let’s start at the beginning – the “way it is” for public schooling. how does schooling work? well, it seems that you’re supposed to go to school every weekday (minus a few) for ten months of the year, learn something, and progress through a serious of stages with the hope of being better suited to contribute something to the world when you finish. great. so how do we do that? we bring these people in – qualified teachers – give them a document called the curriculum that tells them what to cover (in addition to a plethora of other booklets and papers), and hope they’ll produce something of value to present to the students coming into their classrooms. it all sounds simple enough, right? wrong.
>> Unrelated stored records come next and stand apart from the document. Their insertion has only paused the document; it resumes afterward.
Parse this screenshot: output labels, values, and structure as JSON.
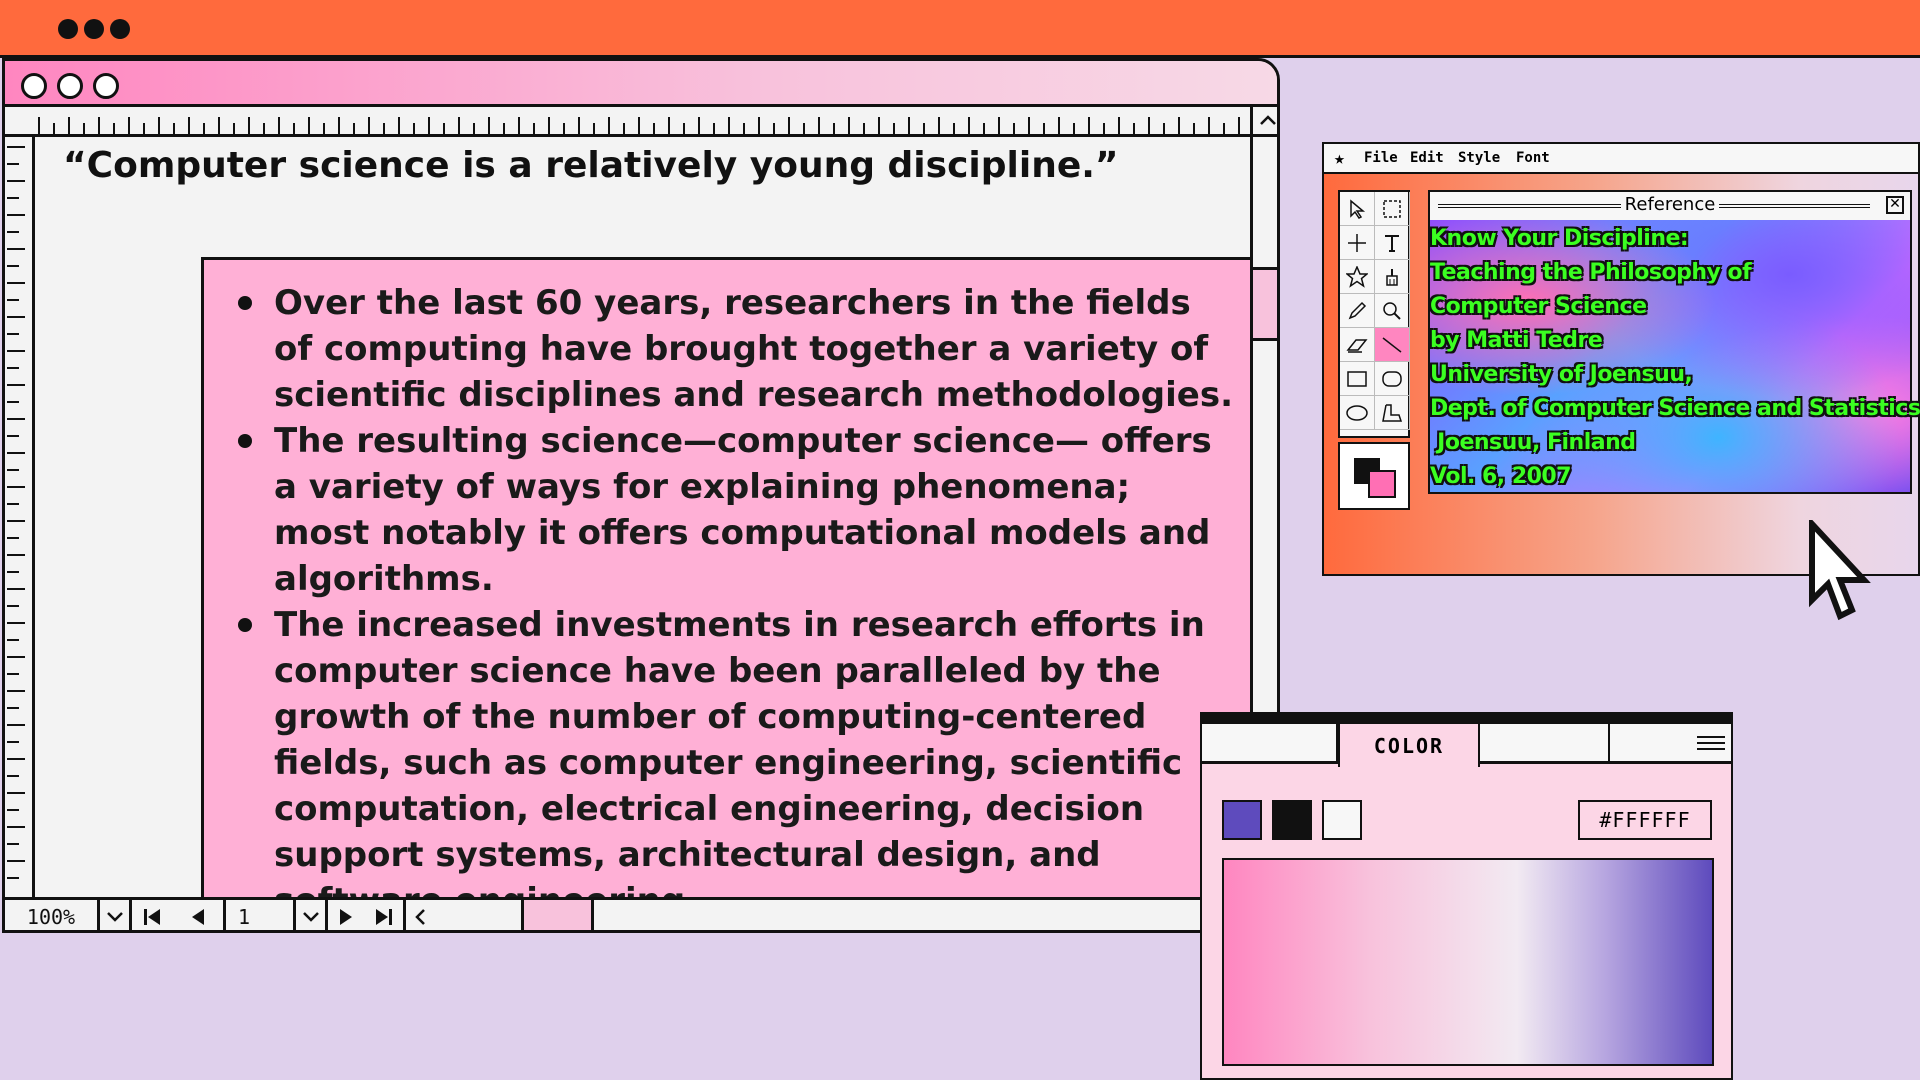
{
  "top_bar": {
    "dots": 3
  },
  "editor": {
    "quote": "“Computer science is a relatively young discipline.”",
    "bullets": [
      "Over the last 60 years, researchers in the fields of computing have brought together a variety of scientific disciplines and research methodologies.",
      "The resulting science—computer science— offers a variety of ways for explaining phenomena; most notably it offers computational models and algorithms.",
      "The increased investments in research efforts in computer science have been paralleled by the growth of the number of computing-centered fields, such as computer engineering, scientific computation, electrical engineering, decision support systems, architectural design, and software engineering."
    ],
    "status": {
      "zoom": "100%",
      "page": "1"
    }
  },
  "paint": {
    "menu": [
      "File",
      "Edit",
      "Style",
      "Font"
    ],
    "reference_title": "Reference",
    "reference_lines": [
      "Know Your Discipline:",
      "Teaching the Philosophy of",
      "Computer Science",
      "by Matti Tedre",
      "University of Joensuu,",
      "Dept. of Computer Science and Statistics",
      " Joensuu, Finland",
      "Vol. 6, 2007"
    ]
  },
  "color_panel": {
    "tab": "COLOR",
    "hex": "#FFFFFF",
    "swatches": [
      "#5e4bbd",
      "#111111",
      "#f7f7f7"
    ]
  },
  "colors": {
    "accent_orange": "#ff6a3d",
    "accent_pink": "#ff86c0",
    "lavender_bg": "#dfd0ec",
    "ref_text": "#3bff21"
  }
}
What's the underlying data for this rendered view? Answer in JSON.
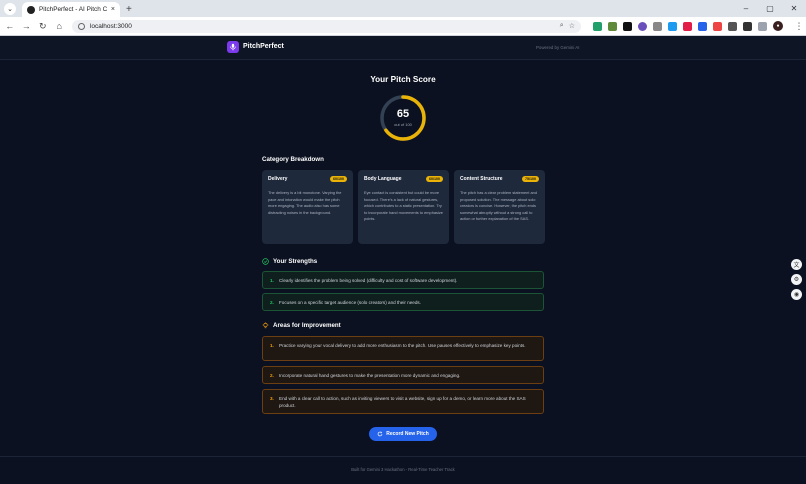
{
  "browser": {
    "tab_title": "PitchPerfect - AI Pitch Coach",
    "url": "localhost:3000",
    "new_tab": "+",
    "close": "×"
  },
  "header": {
    "app_name": "PitchPerfect",
    "powered_by": "Powered by Gemini AI"
  },
  "score": {
    "title": "Your Pitch Score",
    "value": "65",
    "out_of": "out of 100",
    "fraction": 0.65,
    "ring_color": "#eab308"
  },
  "breakdown": {
    "title": "Category Breakdown",
    "categories": [
      {
        "name": "Delivery",
        "score": "60/100",
        "text": "The delivery is a bit monotone. Varying the pace and intonation would make the pitch more engaging. The audio also has some distracting noises in the background."
      },
      {
        "name": "Body Language",
        "score": "60/100",
        "text": "Eye contact is consistent but could be more focused. There's a lack of natural gestures, which contributes to a static presentation. Try to incorporate hand movements to emphasize points."
      },
      {
        "name": "Content Structure",
        "score": "75/100",
        "text": "The pitch has a clear problem statement and proposed solution. The message about solo creators is concise. However, the pitch ends somewhat abruptly without a strong call to action or further explanation of the SAS."
      }
    ]
  },
  "strengths": {
    "title": "Your Strengths",
    "items": [
      {
        "num": "1.",
        "text": "Clearly identifies the problem being solved (difficulty and cost of software development)."
      },
      {
        "num": "2.",
        "text": "Focuses on a specific target audience (solo creators) and their needs."
      }
    ]
  },
  "improvements": {
    "title": "Areas for Improvement",
    "items": [
      {
        "num": "1.",
        "text": "Practice varying your vocal delivery to add more enthusiasm to the pitch. Use pauses effectively to emphasize key points."
      },
      {
        "num": "2.",
        "text": "Incorporate natural hand gestures to make the presentation more dynamic and engaging."
      },
      {
        "num": "3.",
        "text": "End with a clear call to action, such as inviting viewers to visit a website, sign up for a demo, or learn more about the SAS product."
      }
    ]
  },
  "record_button": "Record New Pitch",
  "footer": "Built for Gemini 3 Hackathon - Real-Time Teacher Track",
  "colors": {
    "accent": "#2563eb",
    "brand": "#7c3aed",
    "strength": "#22c55e",
    "improvement": "#f59e0b"
  }
}
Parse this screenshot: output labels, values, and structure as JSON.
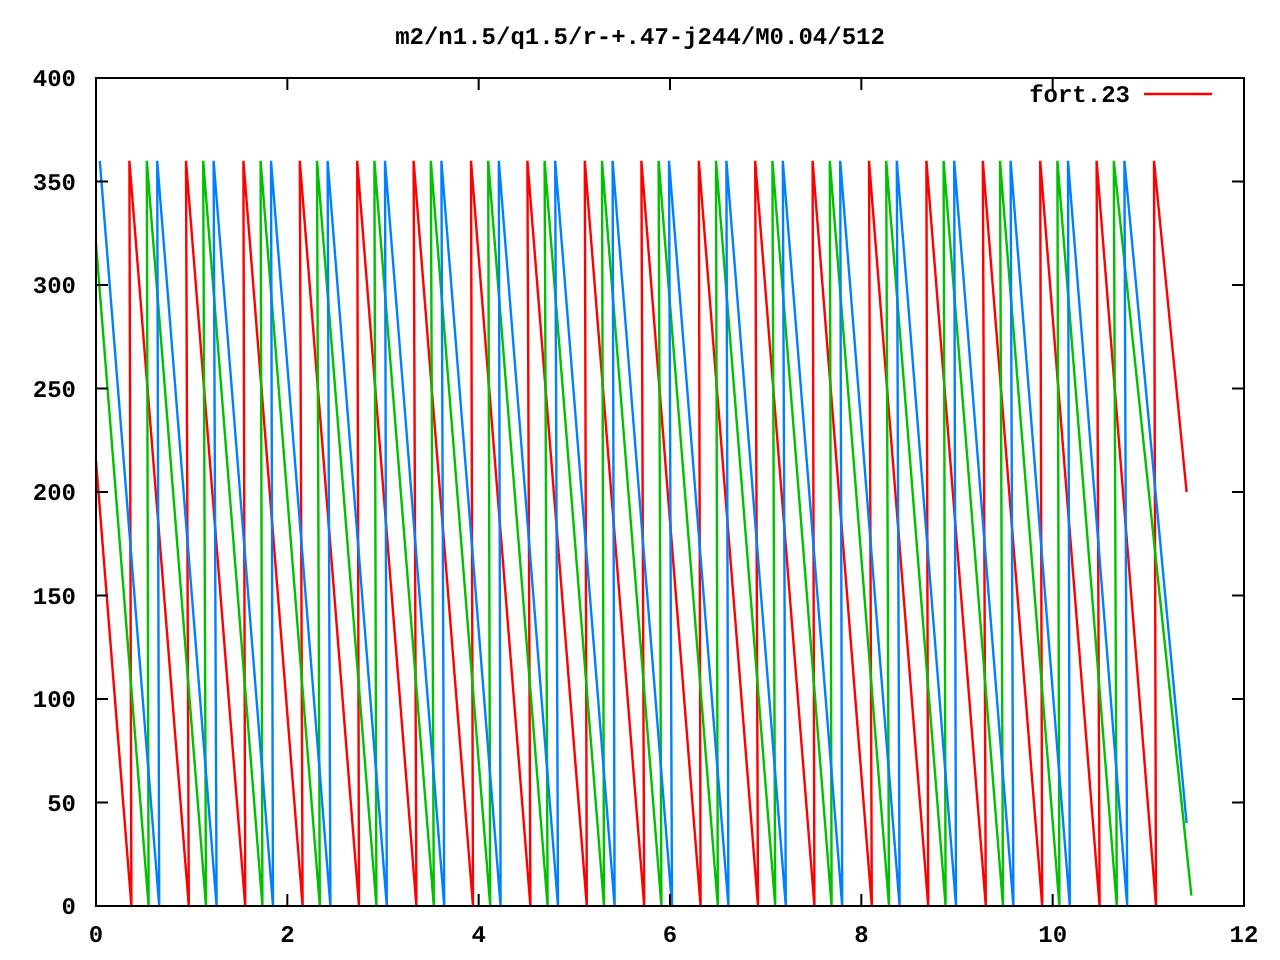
{
  "plot": {
    "chart_data": {
      "type": "line",
      "title": "m2/n1.5/q1.5/r-+.47-j244/M0.04/512",
      "xlim": [
        0,
        12
      ],
      "ylim": [
        0,
        400
      ],
      "xticks": [
        0,
        2,
        4,
        6,
        8,
        10,
        12
      ],
      "yticks": [
        0,
        50,
        100,
        150,
        200,
        250,
        300,
        350,
        400
      ],
      "series": [
        {
          "name": "fort.23",
          "color": "#ff0000",
          "x": [
            0,
            0.37,
            0.35,
            0.97,
            0.94,
            1.56,
            1.54,
            2.16,
            2.13,
            2.75,
            2.73,
            3.35,
            3.32,
            3.94,
            3.92,
            4.54,
            4.51,
            5.13,
            5.11,
            5.73,
            5.7,
            6.32,
            6.3,
            6.92,
            6.89,
            7.51,
            7.49,
            8.11,
            8.08,
            8.7,
            8.68,
            9.3,
            9.27,
            9.89,
            9.87,
            10.49,
            10.46,
            11.08,
            11.06,
            11.4
          ],
          "values": [
            215,
            0,
            360,
            0,
            360,
            0,
            360,
            0,
            360,
            0,
            360,
            0,
            360,
            0,
            360,
            0,
            360,
            0,
            360,
            0,
            360,
            0,
            360,
            0,
            360,
            0,
            360,
            0,
            360,
            0,
            360,
            0,
            360,
            0,
            360,
            0,
            360,
            0,
            360,
            200
          ]
        },
        {
          "color": "#00c000",
          "x": [
            0,
            0.55,
            0.53,
            1.15,
            1.12,
            1.74,
            1.72,
            2.34,
            2.31,
            2.93,
            2.91,
            3.53,
            3.5,
            4.12,
            4.1,
            4.72,
            4.69,
            5.31,
            5.29,
            5.91,
            5.88,
            6.5,
            6.48,
            7.1,
            7.07,
            7.69,
            7.67,
            8.29,
            8.26,
            8.88,
            8.86,
            9.48,
            9.45,
            10.07,
            10.05,
            10.67,
            10.64,
            11.45
          ],
          "values": [
            320,
            0,
            360,
            0,
            360,
            0,
            360,
            0,
            360,
            0,
            360,
            0,
            360,
            0,
            360,
            0,
            360,
            0,
            360,
            0,
            360,
            0,
            360,
            0,
            360,
            0,
            360,
            0,
            360,
            0,
            360,
            0,
            360,
            0,
            360,
            0,
            360,
            5
          ]
        },
        {
          "color": "#0080ff",
          "x": [
            0.04,
            0.66,
            0.64,
            1.26,
            1.23,
            1.85,
            1.83,
            2.45,
            2.42,
            3.04,
            3.02,
            3.64,
            3.61,
            4.23,
            4.21,
            4.83,
            4.8,
            5.42,
            5.4,
            6.02,
            5.99,
            6.61,
            6.59,
            7.21,
            7.18,
            7.8,
            7.78,
            8.4,
            8.37,
            8.99,
            8.97,
            9.59,
            9.56,
            10.18,
            10.16,
            10.78,
            10.75,
            11.4
          ],
          "values": [
            360,
            0,
            360,
            0,
            360,
            0,
            360,
            0,
            360,
            0,
            360,
            0,
            360,
            0,
            360,
            0,
            360,
            0,
            360,
            0,
            360,
            0,
            360,
            0,
            360,
            0,
            360,
            0,
            360,
            0,
            360,
            0,
            360,
            0,
            360,
            0,
            360,
            40
          ]
        }
      ]
    }
  }
}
when you’re a classroom teacher, you are asked to not only present information to students, it is implied that you will also develop the whole child, teach them transferable skills, be sensitive to their needs and their circumstances, work in partnership with their family and other staff, deal with the photocopier when it breaks down, use the newest educational lingo, attend a certain number of meetings, do supervision duty…oh, and you only have one year with your students. is this really the best way to go? so much of a teacher’s time is spent on things that often aren’t even related to teaching the students themselves. are we trying too hard to cram the profession full of extraneous things? how can we make the core of what we do effective while providing a relevant education for our students?

education is important, no questions asked. amongst other things, students need amazing teachers who are committed to providing that quality education through effective assessment and evaluation, working together, innovation in education, and clear and open communication. we need accountability in our schools, and perhaps that is where things get tricky. we have no direct, reliable and valid way of measuring how teachers are doing in their classrooms, and we need to keep in mind that we shouldn’t be encouraging teachers to all be the same. there are so many variables when it comes to education, and controlling it is not the way to bettering it, but we need to work towards improvement. our society is moving so quickly, and there is a huge need for innovation and for a competent, qualified workforce. beyond that, we also want communities that are active and thriving, where people are contributing positively and working together for the good of mankind.

at the end of the day, i’m both an optimist and a realist. i know change is happening, but it will take time. i constantly need to ask myself “what can i do to improve as a teacher, and what can i learn from those around me – both in and out of the field of education?” i’m all for dreaming big, and then figuring out the steps it will take to get there, and to stay there. hope you’ll join me.